Data shown: Begin

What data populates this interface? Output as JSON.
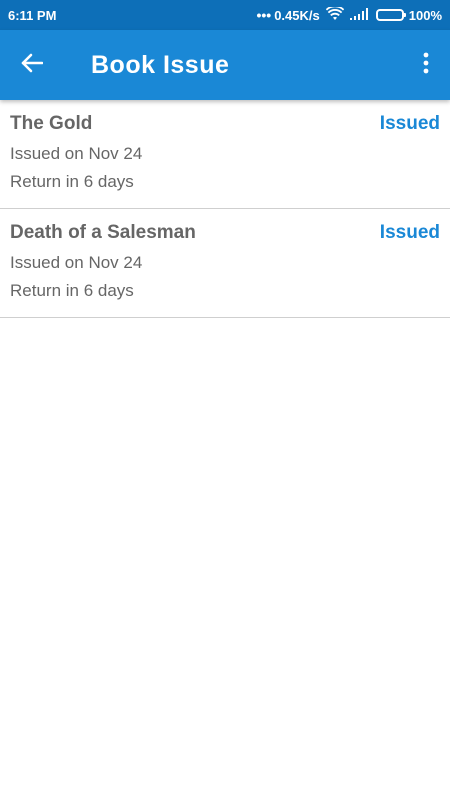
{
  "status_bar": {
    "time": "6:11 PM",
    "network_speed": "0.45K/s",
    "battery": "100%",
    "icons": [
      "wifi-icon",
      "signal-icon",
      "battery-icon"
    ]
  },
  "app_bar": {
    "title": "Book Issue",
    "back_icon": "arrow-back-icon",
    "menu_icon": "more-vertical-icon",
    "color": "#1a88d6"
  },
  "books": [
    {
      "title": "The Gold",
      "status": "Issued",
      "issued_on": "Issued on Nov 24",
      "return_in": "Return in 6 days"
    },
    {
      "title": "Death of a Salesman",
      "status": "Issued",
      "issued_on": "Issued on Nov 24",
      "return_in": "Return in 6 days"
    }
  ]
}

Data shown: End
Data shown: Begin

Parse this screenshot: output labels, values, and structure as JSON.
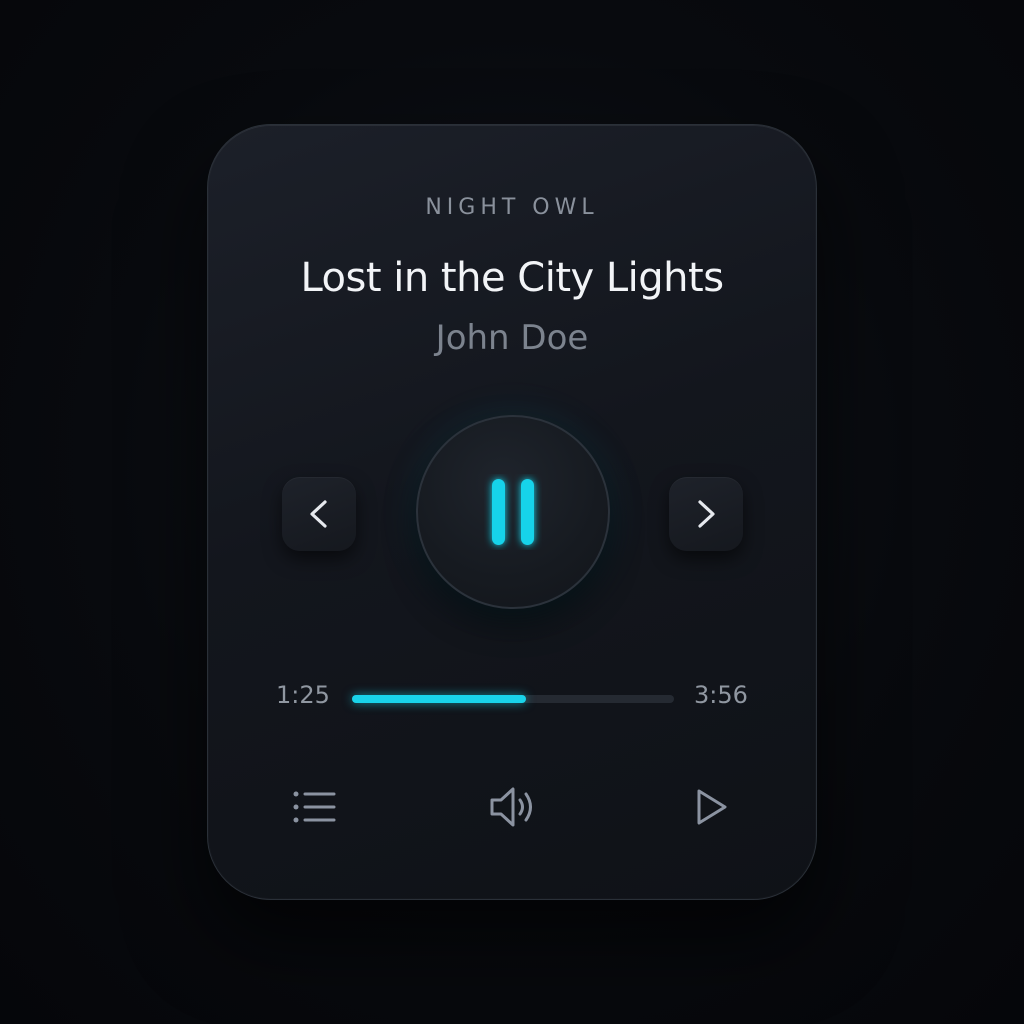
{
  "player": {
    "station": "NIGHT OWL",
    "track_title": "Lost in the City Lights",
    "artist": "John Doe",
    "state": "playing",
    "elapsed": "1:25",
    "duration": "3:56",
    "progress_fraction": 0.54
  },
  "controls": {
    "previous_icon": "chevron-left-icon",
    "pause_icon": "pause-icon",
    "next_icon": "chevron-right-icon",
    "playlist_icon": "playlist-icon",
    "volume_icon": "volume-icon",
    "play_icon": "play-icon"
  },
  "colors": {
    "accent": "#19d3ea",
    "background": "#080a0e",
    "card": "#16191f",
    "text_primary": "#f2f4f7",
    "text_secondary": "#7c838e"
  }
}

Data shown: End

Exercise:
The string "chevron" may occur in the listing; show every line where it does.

Result of this task:
    "previous_icon": "chevron-left-icon",
    "next_icon": "chevron-right-icon",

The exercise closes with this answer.